Around 50% of mental health starts from the age of 14 years old and although it is often genetic, environmental factors are also said to be the cause.
We want to use this project as a prevention and or intervention getting our young men back on track and with a healthy mind state.
Taking these young people to Ghana as part of the project creates a safe space out of their normal environment where they can be themselves whilst learning about the origins of their history and culture. Demonstrating what a positive community with people look like them looks like, whilst implementing all of the resources we have been able to poole together. This will help to build up the confidence and courage to build stronger and lasting relationships with people within their own community in the UK, build up their self esteem and ultimately take pride in their identity. This will not only benefit the young people on the trip but the rest of the community making it a safer and more productive environment for all.
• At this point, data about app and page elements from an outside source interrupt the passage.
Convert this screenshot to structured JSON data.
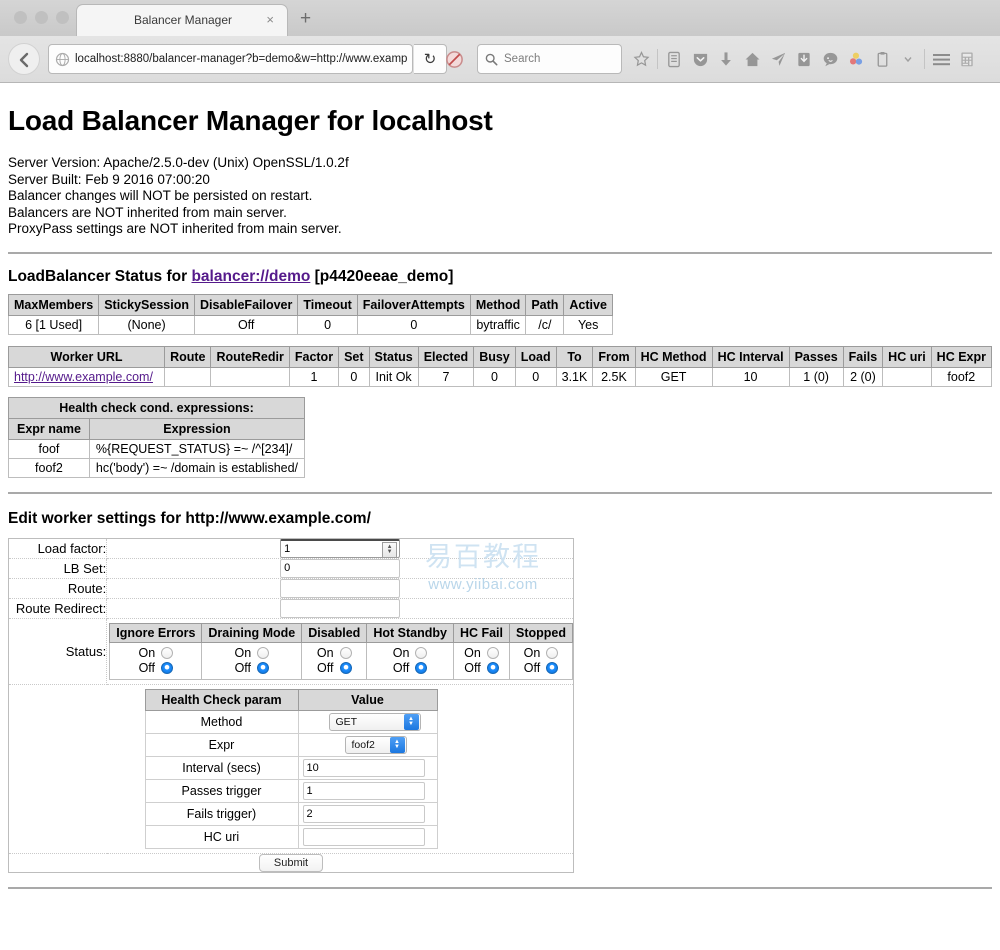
{
  "browser": {
    "tab_title": "Balancer Manager",
    "close_label": "×",
    "newtab_label": "+",
    "url": "localhost:8880/balancer-manager?b=demo&w=http://www.examp",
    "reload_label": "↻",
    "search_placeholder": "Search",
    "toolbar_icons": [
      "star-icon",
      "reader-list-icon",
      "pocket-icon",
      "download-icon",
      "home-icon",
      "send-icon",
      "save-page-icon",
      "chat-icon",
      "colorful-dots-icon",
      "clipboard-icon",
      "chevron-down-icon",
      "hamburger-menu-icon",
      "calculator-icon"
    ]
  },
  "page": {
    "title": "Load Balancer Manager for localhost",
    "server_info": [
      "Server Version: Apache/2.5.0-dev (Unix) OpenSSL/1.0.2f",
      "Server Built: Feb 9 2016 07:00:20",
      "Balancer changes will NOT be persisted on restart.",
      "Balancers are NOT inherited from main server.",
      "ProxyPass settings are NOT inherited from main server."
    ],
    "status_heading_prefix": "LoadBalancer Status for ",
    "status_heading_link": "balancer://demo",
    "status_heading_suffix": " [p4420eeae_demo]",
    "balancer_table": {
      "headers": [
        "MaxMembers",
        "StickySession",
        "DisableFailover",
        "Timeout",
        "FailoverAttempts",
        "Method",
        "Path",
        "Active"
      ],
      "row": [
        "6 [1 Used]",
        "(None)",
        "Off",
        "0",
        "0",
        "bytraffic",
        "/c/",
        "Yes"
      ]
    },
    "worker_table": {
      "headers": [
        "Worker URL",
        "Route",
        "RouteRedir",
        "Factor",
        "Set",
        "Status",
        "Elected",
        "Busy",
        "Load",
        "To",
        "From",
        "HC Method",
        "HC Interval",
        "Passes",
        "Fails",
        "HC uri",
        "HC Expr"
      ],
      "row": {
        "worker_url": "http://www.example.com/",
        "route": "",
        "route_redir": "",
        "factor": "1",
        "set": "0",
        "status": "Init Ok",
        "elected": "7",
        "busy": "0",
        "load": "0",
        "to": "3.1K",
        "from": "2.5K",
        "hc_method": "GET",
        "hc_interval": "10",
        "passes": "1 (0)",
        "fails": "2 (0)",
        "hc_uri": "",
        "hc_expr": "foof2"
      }
    },
    "hc_expr_table": {
      "caption": "Health check cond. expressions:",
      "headers": [
        "Expr name",
        "Expression"
      ],
      "rows": [
        {
          "name": "foof",
          "expr": "%{REQUEST_STATUS} =~ /^[234]/"
        },
        {
          "name": "foof2",
          "expr": "hc('body') =~ /domain is established/"
        }
      ]
    },
    "edit_heading": "Edit worker settings for http://www.example.com/",
    "form": {
      "load_factor_label": "Load factor:",
      "load_factor_value": "1",
      "lb_set_label": "LB Set:",
      "lb_set_value": "0",
      "route_label": "Route:",
      "route_value": "",
      "route_redirect_label": "Route Redirect:",
      "route_redirect_value": "",
      "status_label": "Status:",
      "status_headers": [
        "Ignore Errors",
        "Draining Mode",
        "Disabled",
        "Hot Standby",
        "HC Fail",
        "Stopped"
      ],
      "on_label": "On",
      "off_label": "Off",
      "status_values": [
        "Off",
        "Off",
        "Off",
        "Off",
        "Off",
        "Off"
      ],
      "hc_headers": [
        "Health Check param",
        "Value"
      ],
      "hc_rows": [
        {
          "param": "Method",
          "value": "GET",
          "kind": "select"
        },
        {
          "param": "Expr",
          "value": "foof2",
          "kind": "select"
        },
        {
          "param": "Interval (secs)",
          "value": "10",
          "kind": "text"
        },
        {
          "param": "Passes trigger",
          "value": "1",
          "kind": "text"
        },
        {
          "param": "Fails trigger)",
          "value": "2",
          "kind": "text"
        },
        {
          "param": "HC uri",
          "value": "",
          "kind": "text"
        }
      ],
      "submit_label": "Submit"
    },
    "watermark_cn": "易百教程",
    "watermark_en": "www.yiibai.com"
  },
  "colors": {
    "link": "#551a8b",
    "header_bg": "#d8d8d8",
    "radio_on": "#1b77e0",
    "watermark": "#cfe3f2"
  }
}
This project is our direct response to what is currently happening within our community and our call to action.
Ghana is a country located in West Africa, with a population of over 31 million people and 70 plus ethnic groups.
Ghana has strong ties with the people of the Caribbean as many of our predecessors came from West Africa. There you will see the similarities and the routes many of our ancestors had taken for us to be where we are today.
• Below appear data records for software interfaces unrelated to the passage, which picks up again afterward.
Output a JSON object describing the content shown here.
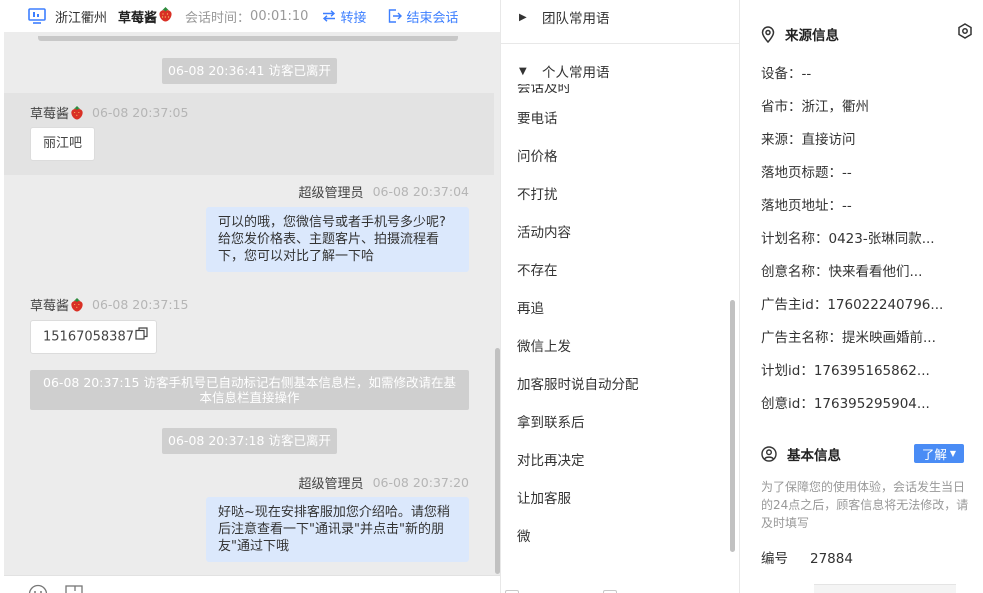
{
  "header": {
    "region": "浙江衢州",
    "visitor_name": "草莓酱",
    "timer_label": "会话时间：",
    "timer_value": "00:01:10",
    "transfer_label": "转接",
    "end_label": "结束会话"
  },
  "messages": {
    "sys1": "06-08 20:36:41 访客已离开",
    "m1_sender": "草莓酱",
    "m1_time": "06-08 20:37:05",
    "m1_text": "丽江吧",
    "m2_sender": "超级管理员",
    "m2_time": "06-08 20:37:04",
    "m2_line1": "可以的哦，您微信号或者手机号多少呢?",
    "m2_line2": "给您发价格表、主题客片、拍摄流程看",
    "m2_line3": "下，您可以对比了解一下哈",
    "m3_sender": "草莓酱",
    "m3_time": "06-08 20:37:15",
    "m3_text": "15167058387",
    "sys2_line1": "06-08 20:37:15 访客手机号已自动标记右侧基本信息栏，如需修改请在基",
    "sys2_line2": "本信息栏直接操作",
    "sys3": "06-08 20:37:18 访客已离开",
    "m4_sender": "超级管理员",
    "m4_time": "06-08 20:37:20",
    "m4_line1": "好哒~现在安排客服加您介绍哈。请您稍",
    "m4_line2": "后注意查看一下\"通讯录\"并点击\"新的朋",
    "m4_line3": "友\"通过下哦"
  },
  "phrases": {
    "group_team": "团队常用语",
    "group_personal": "个人常用语",
    "clipped_top": "会话及时",
    "items": [
      "要电话",
      "问价格",
      "不打扰",
      "活动内容",
      "不存在",
      "再追",
      "微信上发",
      "加客服时说自动分配",
      "拿到联系后",
      "对比再决定",
      "让加客服",
      "微"
    ]
  },
  "info": {
    "source_title": "来源信息",
    "rows": [
      {
        "k": "设备：",
        "v": "--"
      },
      {
        "k": "省市：",
        "v": "浙江，衢州"
      },
      {
        "k": "来源：",
        "v": "直接访问"
      },
      {
        "k": "落地页标题：",
        "v": "--"
      },
      {
        "k": "落地页地址：",
        "v": "--"
      },
      {
        "k": "计划名称：",
        "v": "0423-张琳同款..."
      },
      {
        "k": "创意名称：",
        "v": "快来看看他们..."
      },
      {
        "k": "广告主id：",
        "v": "176022240796..."
      },
      {
        "k": "广告主名称：",
        "v": "提米映画婚前..."
      },
      {
        "k": "计划id：",
        "v": "176395165862..."
      },
      {
        "k": "创意id：",
        "v": "176395295904..."
      }
    ],
    "basic_title": "基本信息",
    "learn_label": "了解",
    "notice": "为了保障您的使用体验，会话发生当日的24点之后，顾客信息将无法修改，请及时填写",
    "number_label": "编号",
    "number_value": "27884"
  },
  "colors": {
    "accent": "#3d7fff",
    "chat_bg": "#ececec",
    "agent_bubble": "#dbe8fc",
    "system_pill": "#cfcfcf"
  }
}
Present day Ghana gained its independence on 6th March 1957, changing its name from the Golden Coast.
The first president since it’s independence was Kwame Nkrumah, well known for pushing the narrative for people of the diaspora
Over the years many of our activists travelled to Ghana such as:
W. E. B Du Bois, Julian Bond, Malcolm x, Muhammad Ali, Marcus Garvey, Barack and Michelle Obama, Maya Angelou to mention a few.
Since 2019 Ghana has pushed the year of the return for those of the diaspora to connect with their roots and identity and more recently waivered the visa for those who have a Jamaican passport and are encouraged to settle there.
There are those that say the Jamaican flag was a tribute to the original flag of the Akan’s golden stool, and that the word Jamaica in twi translates to “ I think we are lost here”
(Also referred to as Kwahuhene)
We will be travelling in and around Ghana, but for the most part of the trip we will be staying in the Eastern region (Kwahu), ruled by the paramount king Akuamoah Agyapong ll.
Abene is where the seat of paramouncy is held and where the Atuu Foundation has started the process of development raising funds for clean water, agriculture materials and library. The I am my brothers keeper volunteers will have the opportunity to help build up the foundation of the project leaving their footprint ingrained on the motherland.
Although all participants will be travelling to different villages within the region of Kwahu, they will reside in a town called Nkawkaw.
Nkawkaw is the capital of Kwahu and has access to all necessities that maybe needed. Its is a very friendly and multi ethnic town with lots of things to do to keep one occupied 7 days a week.
It is also home of the Okwahu United football team which is the paramount Kings team.
Here are a few of the endless amount of activities these young men will be engaged in are:
If you would like to apply for a place on the programme please use the form below.
If you would like to complete a paper application please download the form using the button below and send to email@example.com.
Please note that all applicants must have a valid passport, have taken or be willing to take the yellow fever vaccination and be able to contribute a non returnable £250 towards the flight and accommodation to Ghana.
DEADLINE FOR APPLICATIONS 15TH FEBRUARY 2023.
THE PROGRAMME COMMENCES MAY 2023.